This created additional pressure in the wood basin towards the East, resulting in an increase in demand and price volatility.
Strong Demand for Pine Resources
The south Georgia/north Florida area has long been a vibrant timber market, and it is home to a diverse group of wood products manufacturing facilities. However, strong demand for the regional pine resource over the last two years has resulted in intense market pressure in part due to 1) Georgia-Pacific’s (GP) Albany, GA mill that came online in 2020 producing 300 MMBF/year, and 2) Austria-based Binderholz Group restarting the Live Oak lumber mill in March 2021.
When the GP and Live Oak mills came online at high rates of capacity, the new demand drove stumpage prices higher in the immediate procurement zone, which caused a chain reaction that has impacted pulpwood- and small log- consuming mills throughout the region – from east to west. With the lingering impacts of Hurricane Michael and an additional 2 million tons/year of log consumption impacting the region, area timberland owners, investors and wood products manufacturers are all keeping a very close eye on events in the basin.
Trends to Watch & Questions to Ask
Strong demand for pulpwood in the area has already caused many small-log consumers to reach into CNS-sized material when procuring fiber, which has bolstered demand for small logs and driven prices higher in the basin. This shift in the market has also influenced traditional sawlog prices, which has made this market one of the highest-priced areas in the US South.
With another major hurricane now taking aim at the Panhandle, there could be even more uncertainty surrounding supply and price in what is already a price-sensitive region.
In the wake of a natural disaster, forest industry participants operating in the affected area must analyze the total timberland damage, which will impact the entire supply chain for years to come. Landowners must assess current standing inventory and timber losses, harvesting crews and wood dealers must immediately begin scheduling and marketing salvage harvests, and mill facilities must be prepared to redefine their procurement zones based on the level of damage in their respective backyards.
Regional wood products manufacturers now need to be asking several questions, including:
- What is the total volume of my target timber resources in the basin?
- What is the makeup of those timber resources by type and age class?
- What is the growth rate and removal ratio of those timber resources?
- What is the current and projected competitive demand for these resources?
- What is the current and future sustainability of supply of these resources?
- What is the current and historical demand and price for my target materials?
- What is the forecast price for the target materials based on projected availability and demand by all consumers?
- How can I best prepare for a series of potential outcomes based on these developments?
For forward-looking consumers of wood fiber in this hurricane-prone market, Forest2Market can help answer these questions.

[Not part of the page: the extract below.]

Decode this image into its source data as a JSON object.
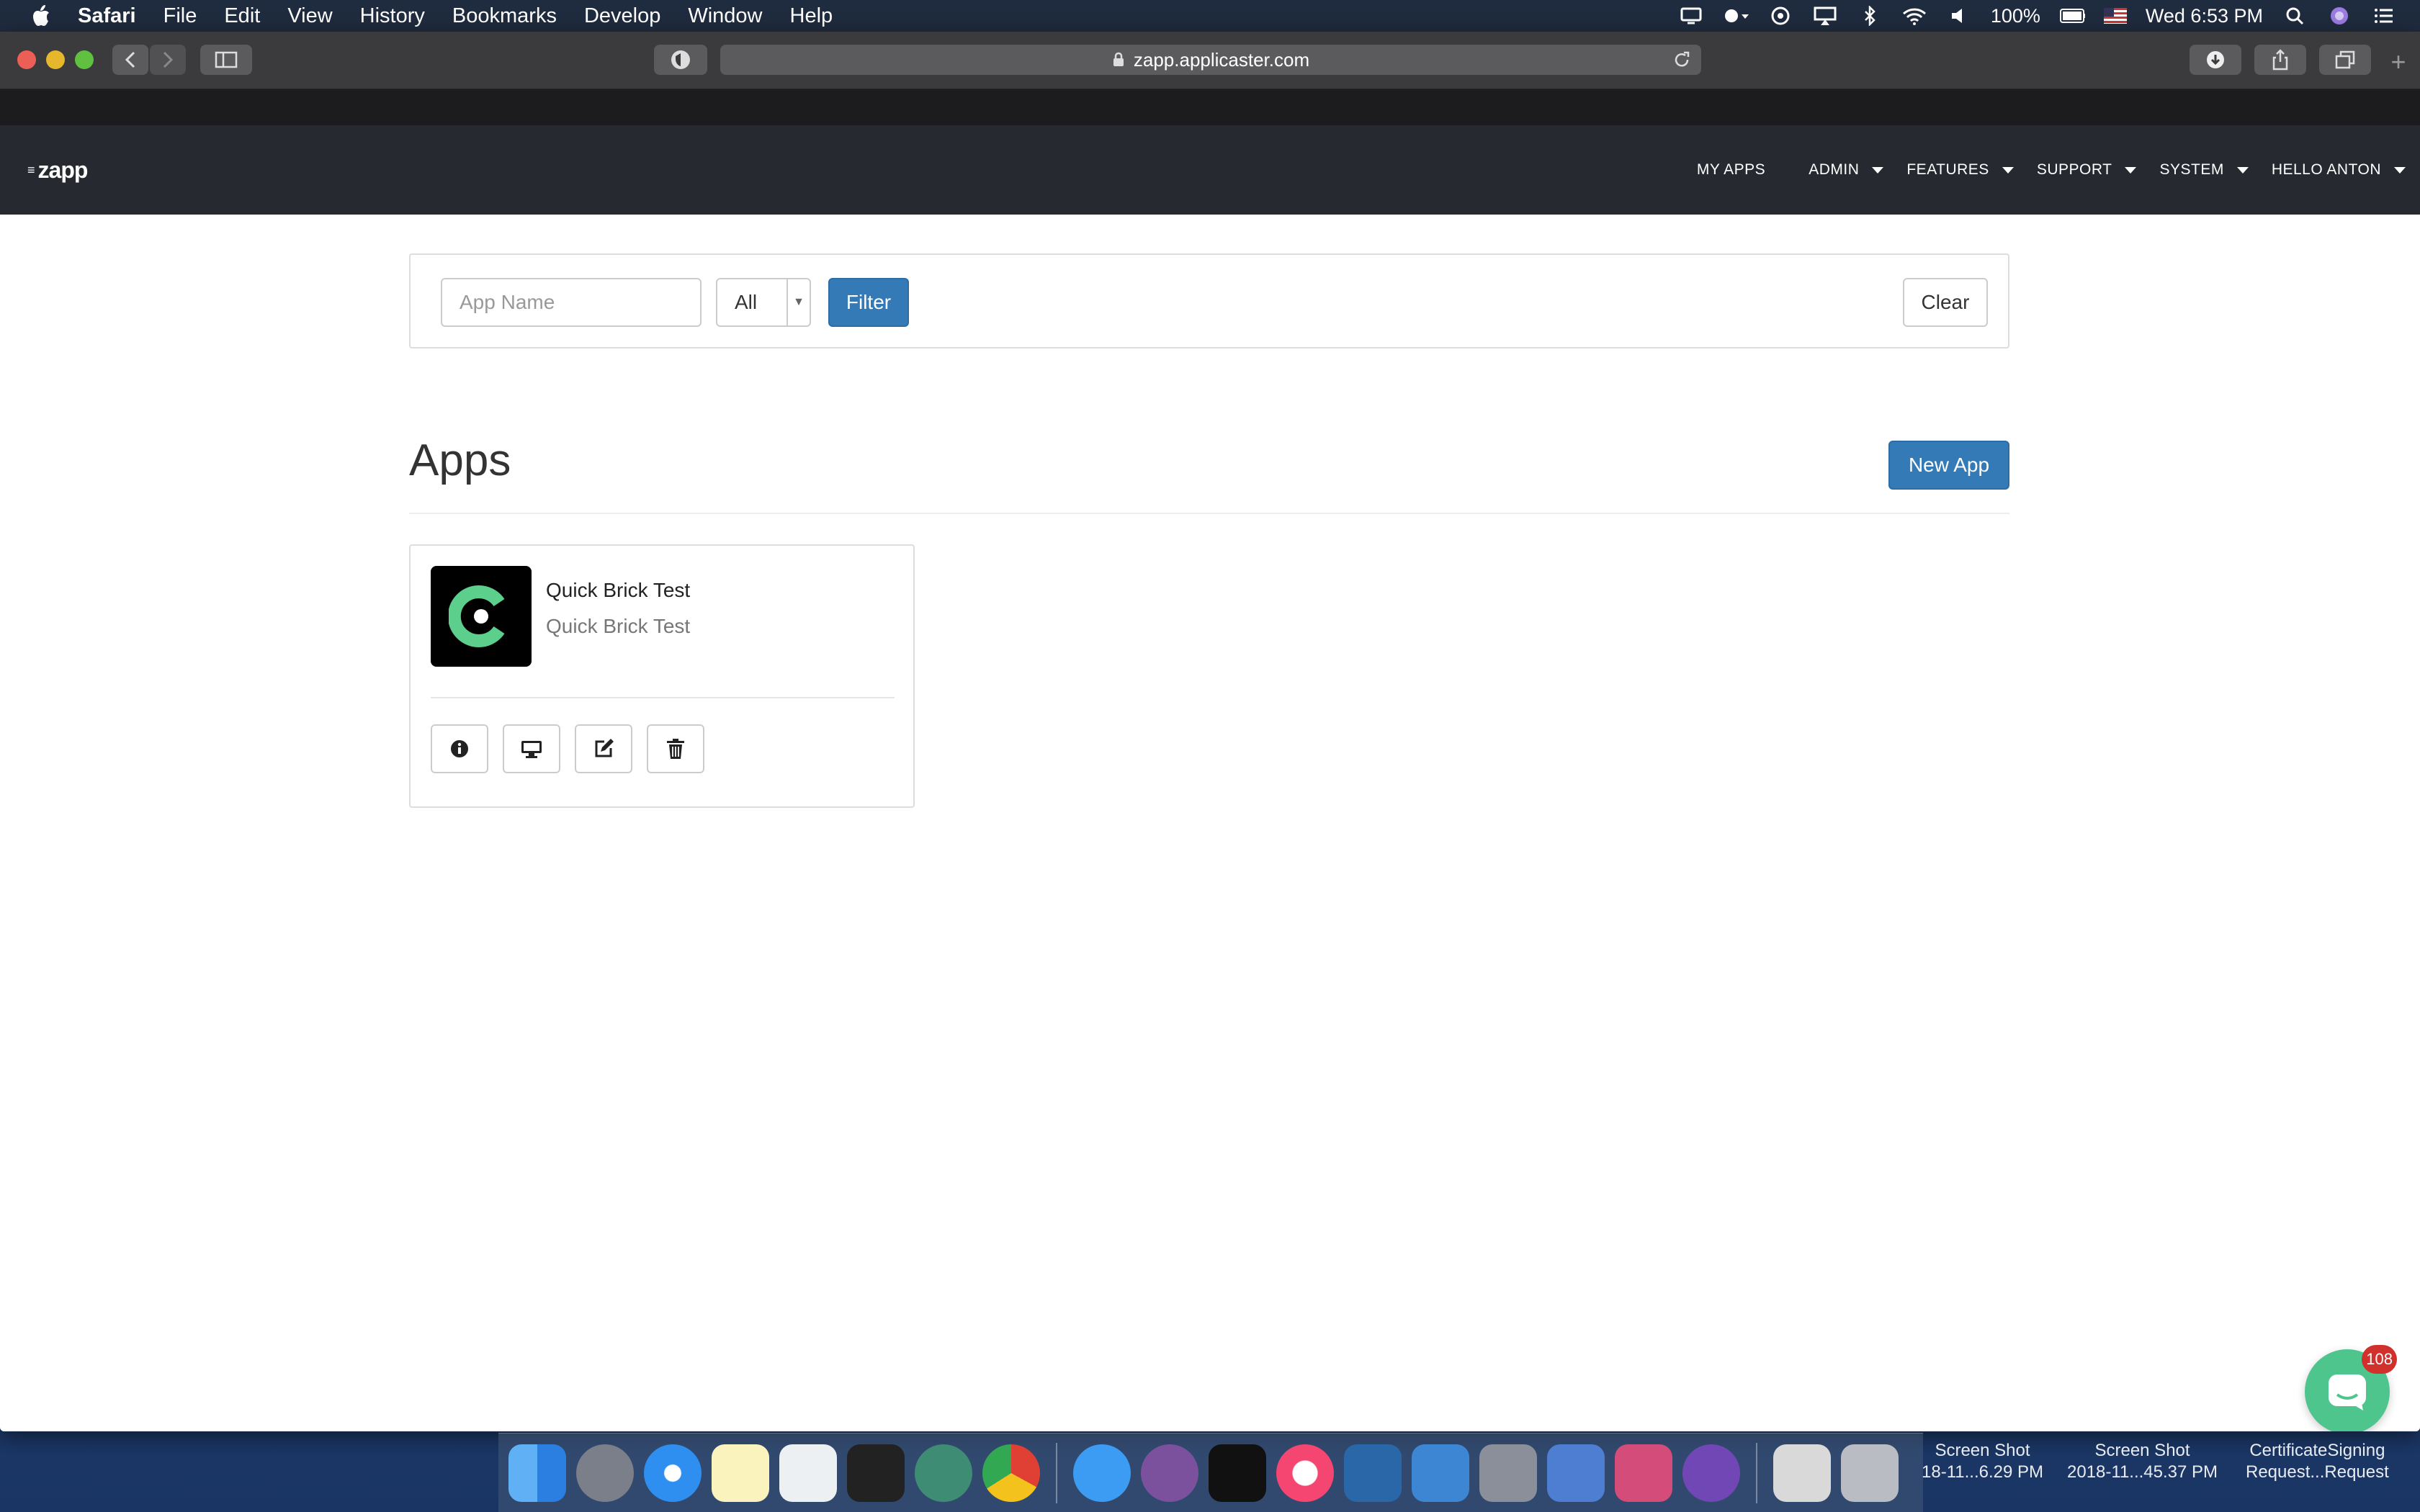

While the analysis above was performed on a total damage basis, using Forest2Market’s tools available in SilvaStat360 platform - including the powerful Stumage360 database - can help you better understand the impacts of a natural disaster in your wood basin, and on your specific supply chain.

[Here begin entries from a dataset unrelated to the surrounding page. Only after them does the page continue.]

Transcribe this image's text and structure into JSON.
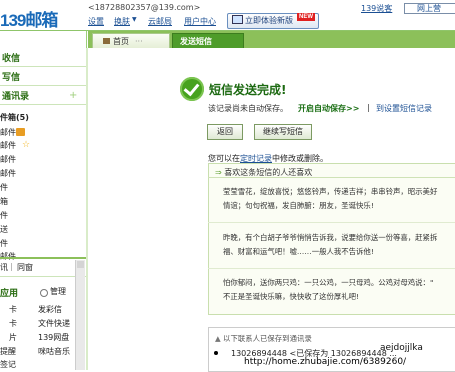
{
  "header": {
    "logo": "139邮箱",
    "email": "<18728802357@139.com>",
    "links": [
      "设置",
      "换肤",
      "云邮局",
      "用户中心"
    ],
    "skin_arrow": "▼",
    "upgrade_button": "立即体验新版",
    "new_badge": "NEW",
    "right_link_139": "139说客",
    "right_link_mall": "网上营"
  },
  "tabs": {
    "home": "首页",
    "home_dots": "···",
    "send_sms": "发送短信"
  },
  "sidebar": {
    "receive": "收信",
    "write": "写信",
    "contacts": "通讯录",
    "plus": "+",
    "folder_title": "件箱(5)",
    "folders": [
      "邮件",
      "邮件",
      "邮件",
      "邮件",
      "件",
      "箱",
      "件",
      "送",
      "件",
      "邮件"
    ],
    "im_left": "讯",
    "im_sep": "|",
    "im_right": "同窗",
    "apps_title": "应用",
    "manage": "管理",
    "apps": [
      [
        "卡",
        "发彩信"
      ],
      [
        "卡",
        "文件快递"
      ],
      [
        "片",
        "139网盘"
      ],
      [
        "提醒",
        "咪咕音乐"
      ],
      [
        "签记",
        ""
      ]
    ]
  },
  "main": {
    "success_title": "短信发送完成!",
    "notice": "该记录尚未自动保存。",
    "auto_save": "开启自动保存>>",
    "arrows": "|",
    "go_settings": "到设置短信记录",
    "back_button": "返回",
    "continue_button": "继续写短信",
    "modify_note_pre": "您可以在",
    "modify_note_link": "定时记录",
    "modify_note_post": "中修改或删除。",
    "recommend_title": "喜欢这条短信的人还喜欢",
    "messages": [
      "莹莹雪花，绽放喜悦；悠悠铃声，传递吉祥；串串铃声，昭示美好",
      "情谊；句句祝福，发自肺腑：朋友，圣诞快乐!",
      "昨晚，有个白胡子爷爷悄悄告诉我，说要给你送一份等喜，赶紧拆",
      "福、财富和运气吧！嘘……一般人我不告诉他!",
      "怕你郁闷，送你两只鸡：一只公鸡，一只母鸡。公鸡对母鸡说：\"",
      "不正是圣诞快乐嘛，快快收了这份厚礼吧!"
    ],
    "saved_title": "以下联系人已保存到通讯录",
    "saved_number": "13026894448",
    "saved_text": "<已保存为 13026894448 ...",
    "watermark": "aejdojjlka",
    "url": "http://home.zhubajie.com/6389260/"
  },
  "colors": {
    "accent_green": "#4e9c2a",
    "tab_strip": "#8cc05a",
    "link_blue": "#1b4f93",
    "new_red": "#e02020"
  },
  "icons": [
    "check-circle-icon",
    "home-icon",
    "monitor-icon",
    "inbox-icon",
    "star-icon",
    "gear-icon"
  ]
}
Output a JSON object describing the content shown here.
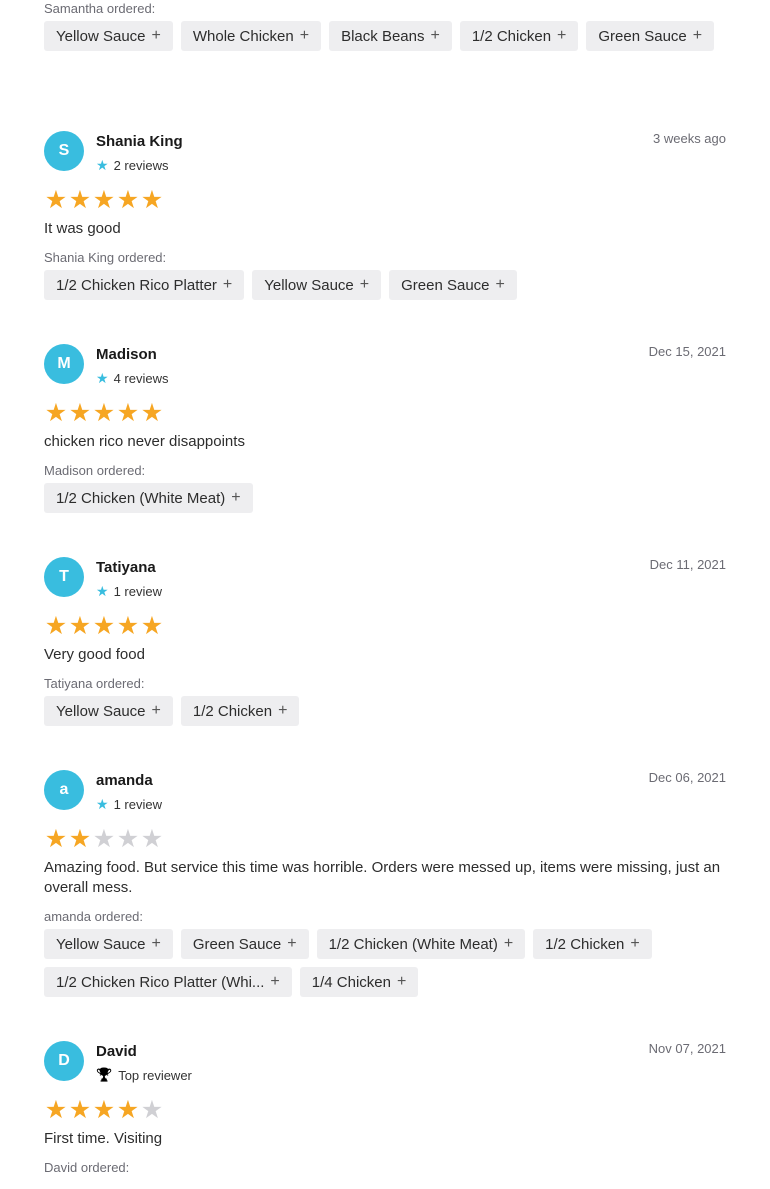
{
  "top_order": {
    "label": "Samantha ordered:",
    "items": [
      "Yellow Sauce",
      "Whole Chicken",
      "Black Beans",
      "1/2 Chicken",
      "Green Sauce"
    ]
  },
  "plus_glyph": "+",
  "star_glyph": "★",
  "colors": {
    "avatar": "#39bddf",
    "star_on": "#f6a623",
    "star_off": "#d0d0d4",
    "chip_bg": "#eeeef0"
  },
  "reviews": [
    {
      "initial": "S",
      "name": "Shania King",
      "meta_icon": "star-icon",
      "meta": "2 reviews",
      "date": "3 weeks ago",
      "rating": 5,
      "text": "It was good",
      "ordered_label": "Shania King ordered:",
      "items": [
        "1/2 Chicken Rico Platter",
        "Yellow Sauce",
        "Green Sauce"
      ]
    },
    {
      "initial": "M",
      "name": "Madison",
      "meta_icon": "star-icon",
      "meta": "4 reviews",
      "date": "Dec 15, 2021",
      "rating": 5,
      "text": "chicken rico never disappoints",
      "ordered_label": "Madison ordered:",
      "items": [
        "1/2 Chicken (White Meat)"
      ]
    },
    {
      "initial": "T",
      "name": "Tatiyana",
      "meta_icon": "star-icon",
      "meta": "1 review",
      "date": "Dec 11, 2021",
      "rating": 5,
      "text": "Very good food",
      "ordered_label": "Tatiyana ordered:",
      "items": [
        "Yellow Sauce",
        "1/2 Chicken"
      ]
    },
    {
      "initial": "a",
      "name": "amanda",
      "meta_icon": "star-icon",
      "meta": "1 review",
      "date": "Dec 06, 2021",
      "rating": 2,
      "text": "Amazing food. But service this time was horrible. Orders were messed up, items were missing, just an overall mess.",
      "ordered_label": "amanda ordered:",
      "items": [
        "Yellow Sauce",
        "Green Sauce",
        "1/2 Chicken (White Meat)",
        "1/2 Chicken",
        "1/2 Chicken Rico Platter (Whi...",
        "1/4 Chicken"
      ]
    },
    {
      "initial": "D",
      "name": "David",
      "meta_icon": "trophy-icon",
      "meta": "Top reviewer",
      "date": "Nov 07, 2021",
      "rating": 4,
      "text": "First time. Visiting",
      "ordered_label": "David ordered:",
      "items": []
    }
  ]
}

As a neutral, third-party advisor, Forest2Market does not buy or sell timberland, timber or wood fiber of any kind; it does not manage timberland or provide credit wraps. Forest2Market is an independent source of wood and fiber supply chain expertise, and our extensive relationships and experience within the wood products industry provide us with unique insights into this market and many others across the globe.